When Peter the Great gave Louis XV a gift of caviar, the French king tried it, and then spat it out on the floor of Versailles. About 320 years later we seem to have gotten used to the taste. “The fancy cars, the women and the caviar, you know who we are,” sings Ludacris in “Pimpin’ All Over the World.” It’s not just that these fish eggs taste good: they taste like the high life.
Look beyond its aura of glamour and you’ll find that caviar is the product of an intricate and shifting global industry. With U.S. bans on caviar from the critically endangered Caspian and Black Sea sturgeon, traditionally the source of the most prized eggs, that business got a lot more complicated.Read more »
Who, beyond the perennially lonely, would buy a half-bottle of wine? At 375ml, it's good for 2.4 glasses, or, in dinner party measurements, just enough to leave everyone dissatisfied.
We can start with Elin McCoy, Bloomberg's wine columnist. When Loot called her up to ask about half-bottles, she informed us that she has many of them and is a "huge believer.” Here's why:Read more »
There's a widespread perception that opera's for the elite. No tux or JAR brooch or chauffeured car? No entry to the Met.
It's a stereotype with a small, 24-karat nugget of truth at its core. The most expensive seat in the Met's orchestra section is $310-- one flight up, a front-row seat in a parterre box is $445. That means a night out for two could cost close to $900.Read more »
Winter has arrived at the clothing store South Willard, where rows of fleece shirts share floor space with down jackets and vests. At the menswear store Apolis, a cold-weather, waxed-cotton coat with a wool lining is flying off the rack. It's the same chilly story over at the store Insight, which carries pea coats and bomber jackets.
Outside is a different story. Palm trees contrast with a bright blue sky. Couples walk past in shorts and sunglasses. Welcome to the odd world of winter apparel in Los Angeles. Why, in a city where people can go surfing before they sit down to a Christmas meal, would anyone buy something made for freezing temperatures?
Well, you guessed it, they travel. And actors, who film in Vancouver and Toronto, are among them, says John Noble, the owner of Douglas Fir in Beverly Hills, a store full of winter coats. "No one is walking their dog in the canyons in Malibu in a really heavy coat."
Not no one. Ryan Conder, owner of South Willard, thinks Hollywood has more reasons for winter wear than meets the eye. "It's mostly celebrities who buy the down jackets and have no body fat," he writes via email. "They're in really cold air-conditioned rooms and then get right back into their air-conditioned Prius." He ponders another hypothesis. "All those antidepressants we take make our blood run cold, so a warm jacket is a must-have."
Christmas Eve isn't just the holiest night. For some New Yorkers who don't celebrate it, it's also the dullest (speaking from Jewish experience). Despite shuttered storefronts and empty streets, there's still a decent amount of things to do besides sitting on your couch with Chinese takeout.

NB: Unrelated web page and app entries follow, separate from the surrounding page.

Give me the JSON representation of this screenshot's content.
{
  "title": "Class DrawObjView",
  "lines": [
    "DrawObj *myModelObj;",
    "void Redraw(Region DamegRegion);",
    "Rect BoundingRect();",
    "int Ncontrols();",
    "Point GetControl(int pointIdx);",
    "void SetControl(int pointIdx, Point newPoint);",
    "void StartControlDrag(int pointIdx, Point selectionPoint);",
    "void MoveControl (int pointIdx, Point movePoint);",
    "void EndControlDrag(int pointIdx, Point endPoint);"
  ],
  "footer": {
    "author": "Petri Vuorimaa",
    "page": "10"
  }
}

Slap as many whimsical animal patterns on your tie as you like. If you're dressed for the office, you're dressed for the office.
How to stand out? (In a good way?)Read more »
There was a time when a coffee mug was only cutting edge if you dropped it. Now, fashion-forward boutiques from Williamsburg to Silver Lake are stocking what could almost be called cool pottery. And by the store owners' accounts, the more they stock, the more they sell.
"This has only been true for maybe a year and a half," says Lori Leven, the owner of Love Adorned, a boutique in New York's Nolita neighborhood. "I've definitely expanded the artists we carry, and each person has their own following. ... Many people are now making ceramics for a living, whereas it used to be what they did for a hobby."Read more »
Let it get cold enough in New York and suddenly it's businessman on the bottom, mountaineer on the top. The guys cast off their flimsy overcoats and cram themselves into high-performance Gore-Tex, turning the big city into the Olympic village. If every suit on the icy streets of Manhattan tore open his Velcro jacket at 9.30 a.m., it would obliterate the opening bell.
High-performance jackets are one solution to bone-chilling weather, but they're not an entirely practical one. An Arc'teryx might be windproof. It isn't designed to be worn over a suit.